The first layout is dedicated to clients of a sporty nature, with four guest cabins and a huge multifunctional saloon. There are two guest cabins per hull, with the cabins for the crew and service staff at the bow and the technical rooms and access to the garage, gym and engine rooms at the stern.
What kind of person do you imagine owning your Maxi Cat? Someone with a sporty nature, who likes to get up close and personal with the sea, and fully experience it. Someone who is not content to watch the waves through a porthole from inside.
How did you design the layout to satisfy these demands? I created outside areas that bring you into contact with the sea at the stern, so you feel like it is always close at hand. The same applies to the interior, thanks to the large full-height windows, with no real separation between inside and out. When designing boats, I try to put myself into the shoes of the owner, and here the size of the object should never be a hindrance. It shouldn’t take you away from the water or the landscape.
Astern there is an area that almost touches the water, with a central platform that can be raised or lowered to three different heights to form respectively a space to house tenders or a heliport, a sun deck or haulage for the tender and a safe sea swimming pool.
How many versions are there? The images you can see here are the basic version, but there are another three, not to mention all the customisation options that owners of this type of boat will undoubtedly demand. However, all the different versions have large outdoor living spaces both forward and aft, and a substantial central saloon which can either be a single expansive open space or divided into multiple rooms. There is also the option of a third deck dedicated exclusively to the owner, and just enough room for a helicopter.
Could 50 metres long and 20 metres wide be too much? Won’t it be impossible to handle? This is a boat for owners for whom material problems are not real problems. There’s a solution for everything.
The dining area can be open to the elements or closed, depending on the weather conditions and the owner’s preferences. The central section features a living area, bar and galley.

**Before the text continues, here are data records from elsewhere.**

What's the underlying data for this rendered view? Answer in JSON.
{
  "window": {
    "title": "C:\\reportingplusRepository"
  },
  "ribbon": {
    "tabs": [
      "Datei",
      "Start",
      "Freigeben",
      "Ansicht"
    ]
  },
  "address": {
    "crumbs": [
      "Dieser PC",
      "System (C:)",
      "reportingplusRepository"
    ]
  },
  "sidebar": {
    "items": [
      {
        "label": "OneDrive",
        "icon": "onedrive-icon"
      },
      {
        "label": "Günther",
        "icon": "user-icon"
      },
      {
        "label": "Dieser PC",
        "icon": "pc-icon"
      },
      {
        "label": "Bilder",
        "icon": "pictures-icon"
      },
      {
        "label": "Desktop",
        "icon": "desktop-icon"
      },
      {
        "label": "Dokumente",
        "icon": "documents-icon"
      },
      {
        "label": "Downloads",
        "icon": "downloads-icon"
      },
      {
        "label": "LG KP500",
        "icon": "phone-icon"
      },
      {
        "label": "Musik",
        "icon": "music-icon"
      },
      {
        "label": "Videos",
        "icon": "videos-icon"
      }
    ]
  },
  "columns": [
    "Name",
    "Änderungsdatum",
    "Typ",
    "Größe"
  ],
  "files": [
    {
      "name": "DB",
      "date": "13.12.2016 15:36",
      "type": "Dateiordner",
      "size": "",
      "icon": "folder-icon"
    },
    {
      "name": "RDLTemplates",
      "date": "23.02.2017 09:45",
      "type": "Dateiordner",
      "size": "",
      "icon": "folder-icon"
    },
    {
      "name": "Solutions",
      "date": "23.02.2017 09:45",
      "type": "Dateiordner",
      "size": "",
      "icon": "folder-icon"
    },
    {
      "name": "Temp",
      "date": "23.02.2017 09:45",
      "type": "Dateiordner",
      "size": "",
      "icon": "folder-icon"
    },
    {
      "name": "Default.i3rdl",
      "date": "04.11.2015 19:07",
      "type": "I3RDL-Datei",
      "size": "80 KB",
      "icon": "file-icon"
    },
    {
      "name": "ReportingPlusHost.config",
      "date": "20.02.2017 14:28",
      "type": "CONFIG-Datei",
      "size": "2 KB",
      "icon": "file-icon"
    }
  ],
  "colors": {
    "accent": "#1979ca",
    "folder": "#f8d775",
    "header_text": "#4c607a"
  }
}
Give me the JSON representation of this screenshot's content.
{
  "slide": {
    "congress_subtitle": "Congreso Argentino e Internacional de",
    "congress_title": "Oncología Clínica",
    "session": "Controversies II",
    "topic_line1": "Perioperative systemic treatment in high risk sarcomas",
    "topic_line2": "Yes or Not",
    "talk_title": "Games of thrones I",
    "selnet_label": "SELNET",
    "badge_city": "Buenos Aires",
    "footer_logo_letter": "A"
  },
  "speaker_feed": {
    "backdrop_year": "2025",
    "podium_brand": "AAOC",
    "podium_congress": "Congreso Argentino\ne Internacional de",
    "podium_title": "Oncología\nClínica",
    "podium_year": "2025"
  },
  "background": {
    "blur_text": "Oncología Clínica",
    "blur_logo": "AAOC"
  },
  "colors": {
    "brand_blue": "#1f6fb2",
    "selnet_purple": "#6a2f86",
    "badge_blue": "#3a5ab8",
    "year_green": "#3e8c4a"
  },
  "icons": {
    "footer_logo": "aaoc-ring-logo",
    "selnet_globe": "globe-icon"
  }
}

What will it be made of? It can be made of composite or aluminium, at the discretion of the shipyard, with carbon fibre superstructures.
And finally, how will it be powered? My first thought was to use hydrogen, produced on board using electrolytic cells powered by solar panels. This is an existing green technology, but clearly, it would need further testing. Micad provided a simpler and more immediate solution: two MAN 2000 engines, including one hybrid engine, on each hull.
The project is signed by Andreani Design, who handled both the external and the interior design. Amedeo Migali of Micad managed all the naval architecture and engineering of the ship, which can navigate at a maximum speed of 27 knots.
Length 54-80m • Beam 20.00m • Air draft 14.42m • Draft 2.60m • Gross tonnage 1,200 GT • Fuel tank 45,000 l • Urea Tank 20,00 l • Water 3,000 l • Black – Gray water 3,000 l • Guests 12 • Crew 16
For each hull: 2 x MAN V12 -2000 SCR System engines • 2 x Controllable pitch propellers (d-1300mm) 1 x 250kW Electric engine for low-speed propulsion 1 x ZF gearbox with PTI for Hybrid propulsion 1x Genset for service and power
Main advantages: High Power/Weight ratio
|Full electric||9 knots||7 knots|
|2 diesel||18 knots||15 knots|
|4 diesel||27 knots||24 knots|
|Range||600 NM @ 25 knot||4100 NM @ 10 knots|
(Pierangelo Andreani, a new freedom – Barchemagazine.com – November 2020)